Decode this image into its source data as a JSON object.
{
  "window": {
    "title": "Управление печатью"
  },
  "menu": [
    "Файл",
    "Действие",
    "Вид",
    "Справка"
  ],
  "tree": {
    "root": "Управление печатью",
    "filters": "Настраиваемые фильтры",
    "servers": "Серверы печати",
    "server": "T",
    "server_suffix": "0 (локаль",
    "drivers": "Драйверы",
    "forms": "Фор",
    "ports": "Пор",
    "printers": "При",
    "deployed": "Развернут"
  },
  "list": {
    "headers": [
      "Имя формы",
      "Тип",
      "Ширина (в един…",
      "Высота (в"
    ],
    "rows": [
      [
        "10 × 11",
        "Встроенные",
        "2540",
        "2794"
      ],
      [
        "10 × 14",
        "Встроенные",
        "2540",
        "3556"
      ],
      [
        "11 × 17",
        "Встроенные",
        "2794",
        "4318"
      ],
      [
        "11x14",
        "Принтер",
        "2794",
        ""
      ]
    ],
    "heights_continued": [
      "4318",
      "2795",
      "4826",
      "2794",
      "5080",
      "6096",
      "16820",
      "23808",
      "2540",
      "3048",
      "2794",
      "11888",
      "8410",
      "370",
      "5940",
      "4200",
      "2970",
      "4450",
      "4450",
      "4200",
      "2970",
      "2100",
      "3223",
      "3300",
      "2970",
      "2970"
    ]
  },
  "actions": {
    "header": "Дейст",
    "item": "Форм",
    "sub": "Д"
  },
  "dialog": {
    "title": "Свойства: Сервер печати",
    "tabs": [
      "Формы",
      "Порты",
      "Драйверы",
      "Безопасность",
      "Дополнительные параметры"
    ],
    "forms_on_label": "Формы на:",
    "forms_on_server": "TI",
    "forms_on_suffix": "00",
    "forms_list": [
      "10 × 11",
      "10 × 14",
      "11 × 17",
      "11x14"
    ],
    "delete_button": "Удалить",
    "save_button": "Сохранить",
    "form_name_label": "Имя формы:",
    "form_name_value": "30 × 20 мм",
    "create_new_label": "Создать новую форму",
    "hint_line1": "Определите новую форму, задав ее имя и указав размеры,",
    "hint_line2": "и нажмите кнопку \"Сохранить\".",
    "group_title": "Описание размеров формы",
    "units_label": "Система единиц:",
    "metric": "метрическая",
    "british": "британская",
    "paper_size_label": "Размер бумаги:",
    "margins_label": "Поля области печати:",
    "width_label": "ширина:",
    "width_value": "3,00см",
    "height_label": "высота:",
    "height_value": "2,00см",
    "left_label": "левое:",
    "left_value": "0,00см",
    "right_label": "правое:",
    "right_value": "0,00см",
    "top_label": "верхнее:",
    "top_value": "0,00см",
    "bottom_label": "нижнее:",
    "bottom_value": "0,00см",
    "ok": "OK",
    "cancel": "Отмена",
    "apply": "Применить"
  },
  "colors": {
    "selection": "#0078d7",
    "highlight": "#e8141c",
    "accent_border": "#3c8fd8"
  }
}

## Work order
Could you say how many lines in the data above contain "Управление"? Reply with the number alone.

## Result of the exercise
2